Two: Kennan’s theory of containment, which ultimately proved successful, not only called for containing our erstwhile wartime ally, the Soviet Union, from acting on its expansionist tendencies in the postwar era. It also called for protecting and strengthening the liberal order itself. Even if our nemesis were contained, Kennan argued, everything still depends on the “health and vigor of our own society.” To cope with “the responsibilities of a World Power” (those capitals are Kennan’s), he believed America needed to demonstrate a “spiritual vitality capable of holding its own among the major ideological currents of the time.” Kagan writes:
“Americans should be grateful for the challenge, Kennan believed, for it required ‘pulling themselves together and accepting the responsibilities of moral and political leadership that history plainly intended them to bear.’ It is a measure of how America has changed that such sentiments, if uttered today, would be greeted by snorts of derision by the realists of our time, by utopian determinists, and by those on the right and left who reject the very idea of responsibility and moral leadership.”
This reviewer, a liberal who protests current liberalism’s irresponsibility and licentiousness, could not agree more.
My fellow Americans: Mind the jungle.

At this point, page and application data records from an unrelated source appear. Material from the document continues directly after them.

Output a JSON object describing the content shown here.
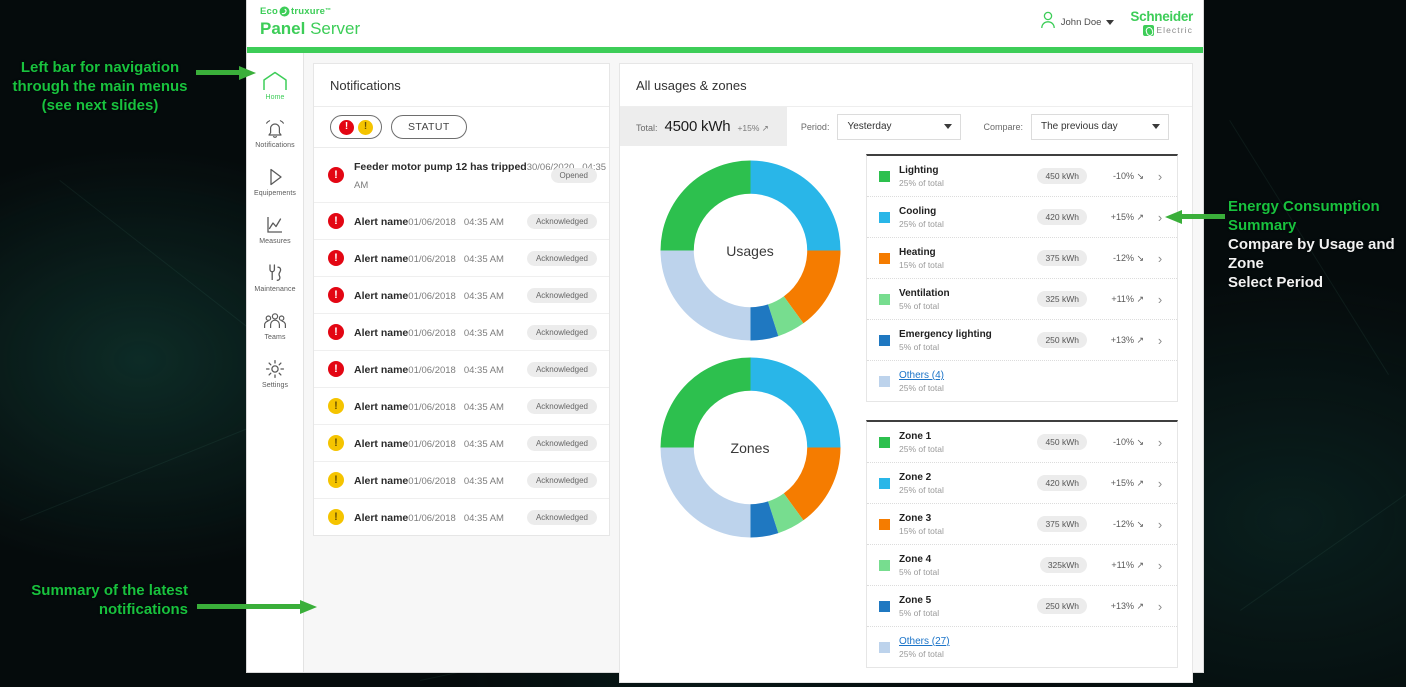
{
  "app": {
    "brand_eco": "Eco",
    "brand_eco2": "truxure",
    "brand_tm": "™",
    "title_bold": "Panel",
    "title_light": " Server",
    "user_name": "John Doe",
    "logo_line1": "Schneider",
    "logo_line2": "Electric"
  },
  "sidebar": {
    "items": [
      {
        "label": "Home",
        "icon": "home-icon",
        "active": true
      },
      {
        "label": "Notifications",
        "icon": "bell-icon",
        "active": false
      },
      {
        "label": "Equipements",
        "icon": "play-triangle-icon",
        "active": false
      },
      {
        "label": "Measures",
        "icon": "chart-line-icon",
        "active": false
      },
      {
        "label": "Maintenance",
        "icon": "wrench-icon",
        "active": false
      },
      {
        "label": "Teams",
        "icon": "people-icon",
        "active": false
      },
      {
        "label": "Settings",
        "icon": "gear-icon",
        "active": false
      }
    ]
  },
  "notifications": {
    "title": "Notifications",
    "filter_severity_red": "!",
    "filter_severity_yellow": "!",
    "filter_status_label": "STATUT",
    "rows": [
      {
        "sev": "red",
        "title": "Feeder motor pump 12 has tripped",
        "date": "30/06/2020",
        "time": "04:35 AM",
        "status": "Opened"
      },
      {
        "sev": "red",
        "title": "Alert name",
        "date": "01/06/2018",
        "time": "04:35 AM",
        "status": "Acknowledged"
      },
      {
        "sev": "red",
        "title": "Alert name",
        "date": "01/06/2018",
        "time": "04:35 AM",
        "status": "Acknowledged"
      },
      {
        "sev": "red",
        "title": "Alert name",
        "date": "01/06/2018",
        "time": "04:35 AM",
        "status": "Acknowledged"
      },
      {
        "sev": "red",
        "title": "Alert name",
        "date": "01/06/2018",
        "time": "04:35 AM",
        "status": "Acknowledged"
      },
      {
        "sev": "red",
        "title": "Alert name",
        "date": "01/06/2018",
        "time": "04:35 AM",
        "status": "Acknowledged"
      },
      {
        "sev": "yellow",
        "title": "Alert name",
        "date": "01/06/2018",
        "time": "04:35 AM",
        "status": "Acknowledged"
      },
      {
        "sev": "yellow",
        "title": "Alert name",
        "date": "01/06/2018",
        "time": "04:35 AM",
        "status": "Acknowledged"
      },
      {
        "sev": "yellow",
        "title": "Alert name",
        "date": "01/06/2018",
        "time": "04:35 AM",
        "status": "Acknowledged"
      },
      {
        "sev": "yellow",
        "title": "Alert name",
        "date": "01/06/2018",
        "time": "04:35 AM",
        "status": "Acknowledged"
      }
    ]
  },
  "usages_zones": {
    "title": "All usages & zones",
    "total_label": "Total:",
    "total_value": "4500 kWh",
    "total_delta": "+15% ↗",
    "period_label": "Period:",
    "period_value": "Yesterday",
    "compare_label": "Compare:",
    "compare_value": "The previous day",
    "usages_center": "Usages",
    "zones_center": "Zones",
    "usages": [
      {
        "name": "Lighting",
        "sub": "25% of total",
        "kwh": "450 kWh",
        "delta": "-10% ↘",
        "color": "#2DC04E",
        "link": false
      },
      {
        "name": "Cooling",
        "sub": "25% of total",
        "kwh": "420 kWh",
        "delta": "+15% ↗",
        "color": "#29B6E8",
        "link": false
      },
      {
        "name": "Heating",
        "sub": "15% of total",
        "kwh": "375 kWh",
        "delta": "-12% ↘",
        "color": "#F57C00",
        "link": false
      },
      {
        "name": "Ventilation",
        "sub": "5% of total",
        "kwh": "325 kWh",
        "delta": "+11% ↗",
        "color": "#77DD8F",
        "link": false
      },
      {
        "name": "Emergency lighting",
        "sub": "5% of total",
        "kwh": "250 kWh",
        "delta": "+13% ↗",
        "color": "#1F78C1",
        "link": false
      },
      {
        "name": "Others (4)",
        "sub": "25% of total",
        "kwh": "",
        "delta": "",
        "color": "#BDD3EC",
        "link": true
      }
    ],
    "zones": [
      {
        "name": "Zone 1",
        "sub": "25% of total",
        "kwh": "450 kWh",
        "delta": "-10% ↘",
        "color": "#2DC04E",
        "link": false
      },
      {
        "name": "Zone 2",
        "sub": "25% of total",
        "kwh": "420 kWh",
        "delta": "+15% ↗",
        "color": "#29B6E8",
        "link": false
      },
      {
        "name": "Zone 3",
        "sub": "15% of total",
        "kwh": "375 kWh",
        "delta": "-12% ↘",
        "color": "#F57C00",
        "link": false
      },
      {
        "name": "Zone 4",
        "sub": "5% of total",
        "kwh": "325kWh",
        "delta": "+11% ↗",
        "color": "#77DD8F",
        "link": false
      },
      {
        "name": "Zone 5",
        "sub": "5% of total",
        "kwh": "250 kWh",
        "delta": "+13% ↗",
        "color": "#1F78C1",
        "link": false
      },
      {
        "name": "Others (27)",
        "sub": "25% of total",
        "kwh": "",
        "delta": "",
        "color": "#BDD3EC",
        "link": true
      }
    ]
  },
  "chart_data": [
    {
      "type": "pie",
      "title": "Usages",
      "categories": [
        "Cooling",
        "Heating",
        "Ventilation",
        "Emergency lighting",
        "Others (4)",
        "Lighting"
      ],
      "values": [
        25,
        15,
        5,
        5,
        25,
        25
      ],
      "unit": "% of total",
      "colors": [
        "#29B6E8",
        "#F57C00",
        "#77DD8F",
        "#1F78C1",
        "#BDD3EC",
        "#2DC04E"
      ],
      "legend": "right",
      "start_angle_deg": 0,
      "donut_inner_ratio": 0.63
    },
    {
      "type": "pie",
      "title": "Zones",
      "categories": [
        "Zone 2",
        "Zone 3",
        "Zone 4",
        "Zone 5",
        "Others (27)",
        "Zone 1"
      ],
      "values": [
        25,
        15,
        5,
        5,
        25,
        25
      ],
      "unit": "% of total",
      "colors": [
        "#29B6E8",
        "#F57C00",
        "#77DD8F",
        "#1F78C1",
        "#BDD3EC",
        "#2DC04E"
      ],
      "legend": "right",
      "start_angle_deg": 0,
      "donut_inner_ratio": 0.63
    }
  ],
  "annotations": {
    "nav": "Left bar for navigation\nthrough the main menus\n(see next slides)",
    "nav_l1": "Left bar for navigation",
    "nav_l2": "through the main menus",
    "nav_l3": "(see next slides)",
    "notif_l1": "Summary of the latest",
    "notif_l2": "notifications",
    "energy_l1": "Energy Consumption",
    "energy_l2": "Summary",
    "energy_l3": "Compare by Usage and",
    "energy_l4": "Zone",
    "energy_l5": "Select Period"
  }
}
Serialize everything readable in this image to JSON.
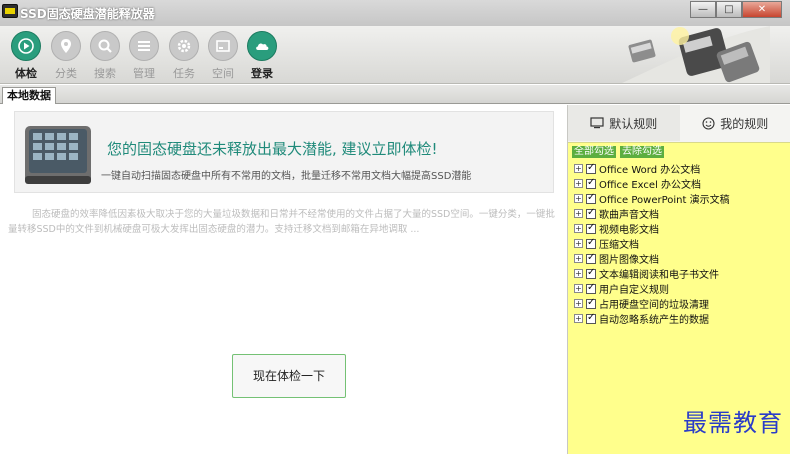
{
  "window": {
    "title": "SSD固态硬盘潜能释放器",
    "minimize": "—",
    "maximize": "□",
    "close": "✕"
  },
  "toolbar": [
    {
      "label": "体检",
      "icon": "play-icon",
      "active": true
    },
    {
      "label": "分类",
      "icon": "pin-icon"
    },
    {
      "label": "搜索",
      "icon": "search-icon"
    },
    {
      "label": "管理",
      "icon": "list-icon"
    },
    {
      "label": "任务",
      "icon": "gear-icon"
    },
    {
      "label": "空间",
      "icon": "drive-icon"
    },
    {
      "label": "登录",
      "icon": "cloud-icon"
    }
  ],
  "tab": {
    "label": "本地数据"
  },
  "main": {
    "headline": "您的固态硬盘还未释放出最大潜能, 建议立即体检!",
    "subline": "一键自动扫描固态硬盘中所有不常用的文档，批量迁移不常用文档大幅提高SSD潜能",
    "description": "固态硬盘的效率降低因素极大取决于您的大量垃圾数据和日常并不经常使用的文件占据了大量的SSD空间。一键分类，一键批量转移SSD中的文件到机械硬盘可极大发挥出固态硬盘的潜力。支持迁移文档到邮箱在异地调取 ...",
    "check_button": "现在体检一下"
  },
  "rules": {
    "tab_default": "默认规则",
    "tab_mine": "我的规则",
    "select_all": "全部勾选",
    "deselect_all": "去除勾选",
    "items": [
      "Office Word 办公文档",
      "Office Excel 办公文档",
      "Office PowerPoint 演示文稿",
      "歌曲声音文档",
      "视频电影文档",
      "压缩文档",
      "图片图像文档",
      "文本编辑阅读和电子书文件",
      "用户自定义规则",
      "占用硬盘空间的垃圾清理",
      "自动忽略系统产生的数据"
    ]
  },
  "watermark": "最需教育",
  "colors": {
    "accent": "#2a9d7d",
    "panel": "#ffff8c",
    "headline": "#1f8a7a"
  }
}
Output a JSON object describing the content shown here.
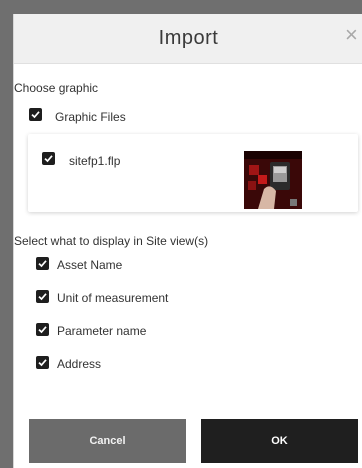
{
  "dialog": {
    "title": "Import",
    "close_glyph": "×",
    "choose_label": "Choose graphic",
    "graphic_files_label": "Graphic Files",
    "file": {
      "name": "sitefp1.flp",
      "checked": true
    },
    "display_label": "Select what to display in Site view(s)",
    "display_options": [
      {
        "label": "Asset Name",
        "checked": true
      },
      {
        "label": "Unit of measurement",
        "checked": true
      },
      {
        "label": "Parameter name",
        "checked": true
      },
      {
        "label": "Address",
        "checked": true
      }
    ],
    "cancel_label": "Cancel",
    "ok_label": "OK"
  },
  "icons": {
    "close": "close-icon",
    "checkbox": "checkmark-icon"
  },
  "colors": {
    "cancel_bg": "#6b6b6b",
    "ok_bg": "#1f1f1f",
    "header_bg": "#f0f0f0"
  }
}
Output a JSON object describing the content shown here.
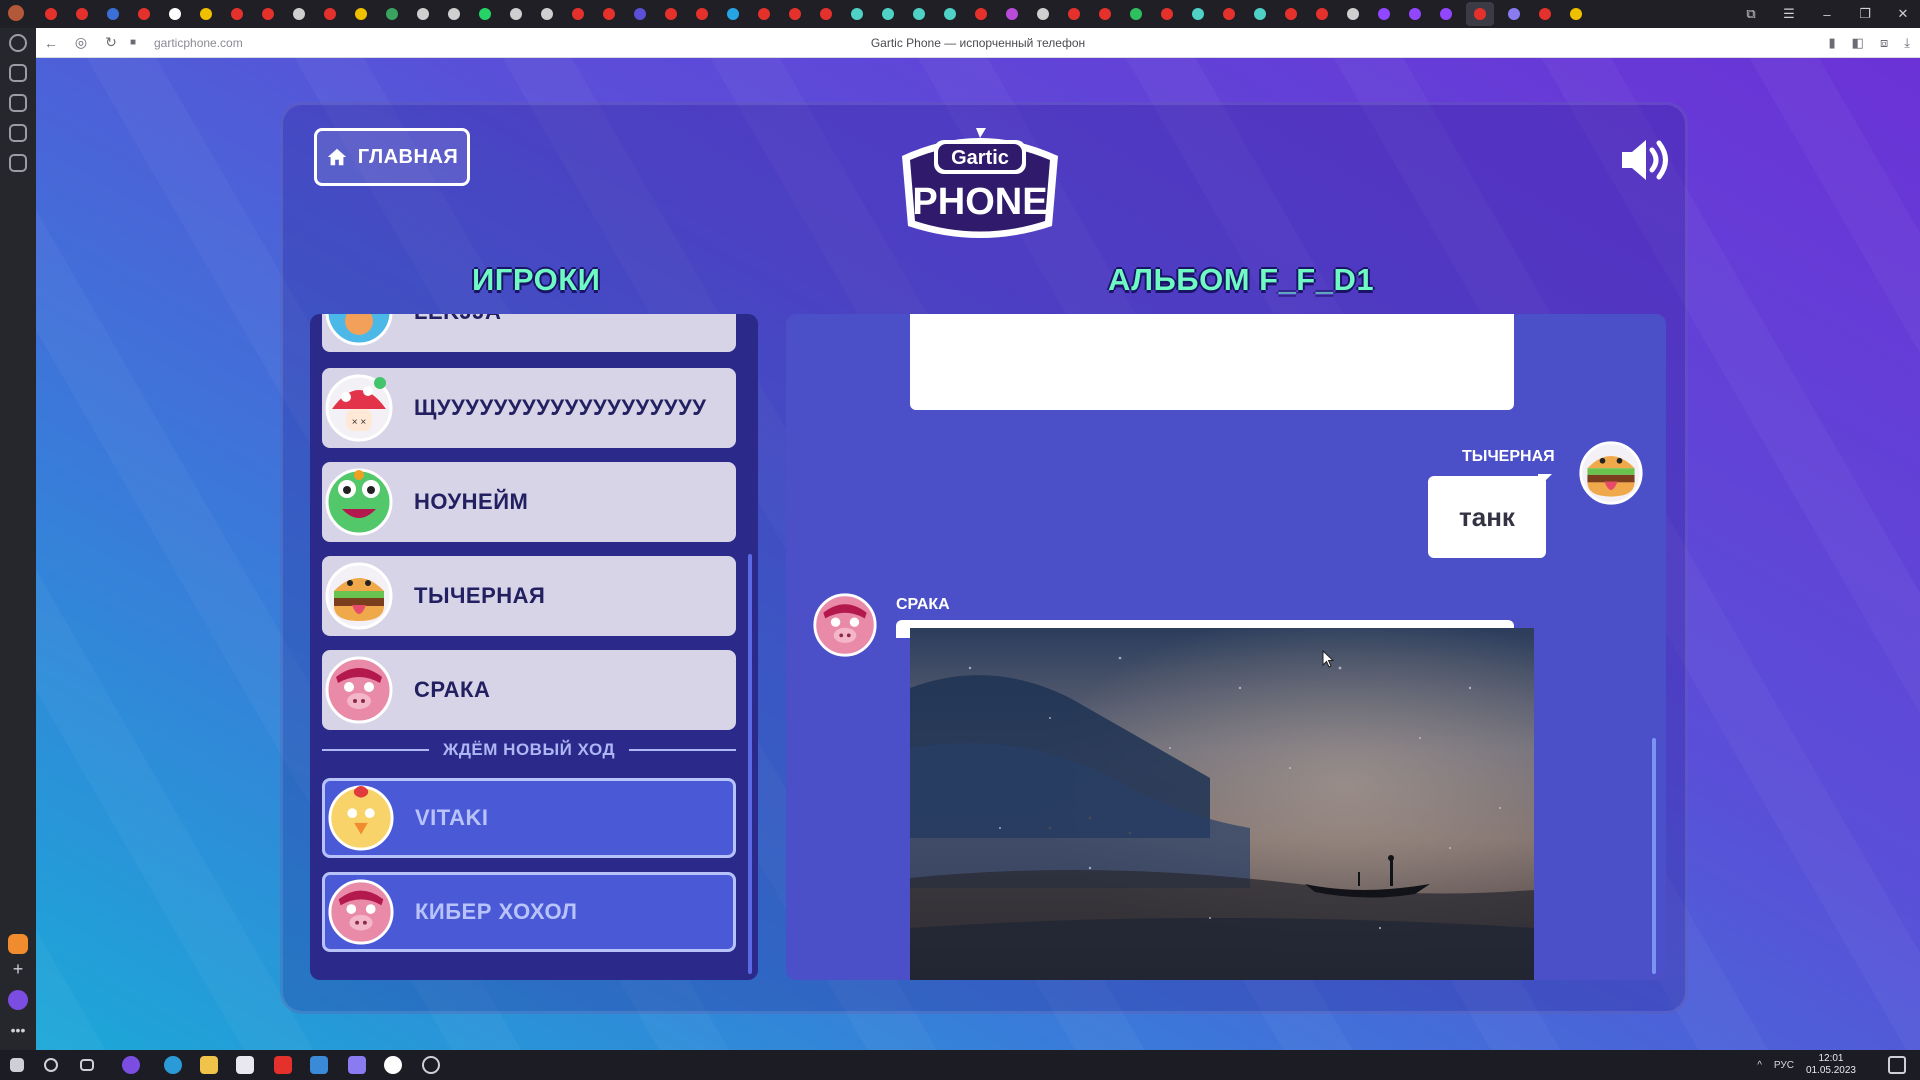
{
  "browser": {
    "url": "garticphone.com",
    "page_title": "Gartic Phone — испорченный телефон",
    "nav_icons": [
      "back-icon",
      "shield-icon",
      "reload-icon",
      "lock-icon"
    ],
    "right_icons": [
      "bookmark-icon",
      "extension-icon",
      "reading-icon",
      "download-icon"
    ],
    "tab_favicon_colors": [
      "#e4312b",
      "#e4312b",
      "#3b6fd6",
      "#e4312b",
      "#ffffff",
      "#f0c000",
      "#e4312b",
      "#e4312b",
      "#cfcfcf",
      "#e4312b",
      "#f0c000",
      "#3aa360",
      "#cfcfcf",
      "#cfcfcf",
      "#25d366",
      "#cfcfcf",
      "#cfcfcf",
      "#e4312b",
      "#e4312b",
      "#5b4fd6",
      "#e4312b",
      "#e4312b",
      "#26a5e4",
      "#e4312b",
      "#e4312b",
      "#e4312b",
      "#4fd1c5",
      "#4fd1c5",
      "#4fd1c5",
      "#4fd1c5",
      "#e4312b",
      "#b84bd8",
      "#cfcfcf",
      "#e4312b",
      "#e4312b",
      "#2fbf5f",
      "#e4312b",
      "#4fd1c5",
      "#e4312b",
      "#4fd1c5",
      "#e4312b",
      "#e4312b",
      "#cfcfcf",
      "#9146ff",
      "#9146ff",
      "#9146ff",
      "#e4312b",
      "#8a7cf0",
      "#e4312b",
      "#f0c000"
    ],
    "window_controls": [
      "⧉",
      "☰",
      "–",
      "❐",
      "✕"
    ]
  },
  "game": {
    "home_label": "ГЛАВНАЯ",
    "logo_top": "Gartic",
    "logo_bottom": "PHONE",
    "players_title": "ИГРОКИ",
    "album_title": "АЛЬБОМ F_F_D1",
    "players": [
      {
        "name": "LEKJJA",
        "avatar": "blue-creature-avatar"
      },
      {
        "name": "ЩУУУУУУУУУУУУУУУУУУУ",
        "avatar": "mushroom-avatar"
      },
      {
        "name": "НОУНЕЙМ",
        "avatar": "frog-avatar"
      },
      {
        "name": "ТЫЧЕРНАЯ",
        "avatar": "burger-avatar"
      },
      {
        "name": "СРАКА",
        "avatar": "pig-avatar"
      }
    ],
    "waiting_label": "ЖДЁМ НОВЫЙ ХОД",
    "waiting_players": [
      {
        "name": "VITAKI",
        "avatar": "chicken-avatar"
      },
      {
        "name": "КИБЕР ХОХОЛ",
        "avatar": "pig-avatar"
      }
    ],
    "album": {
      "message_author": "ТЫЧЕРНАЯ",
      "message_text": "танк",
      "drawing_author": "СРАКА",
      "drawing_content": "night-sea-boat-drawing"
    }
  },
  "taskbar": {
    "lang": "РУС",
    "time": "12:01",
    "date": "01.05.2023"
  }
}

For Robert Kagan’s columns for The Washington Post, see here. For other books by the author, see here. Full disclosure: I worked at the Brookings Institution 1972–76, where as a member of the Women’s Caucus I helped clear the jungle there to create better opportunities for women and minorities on staff.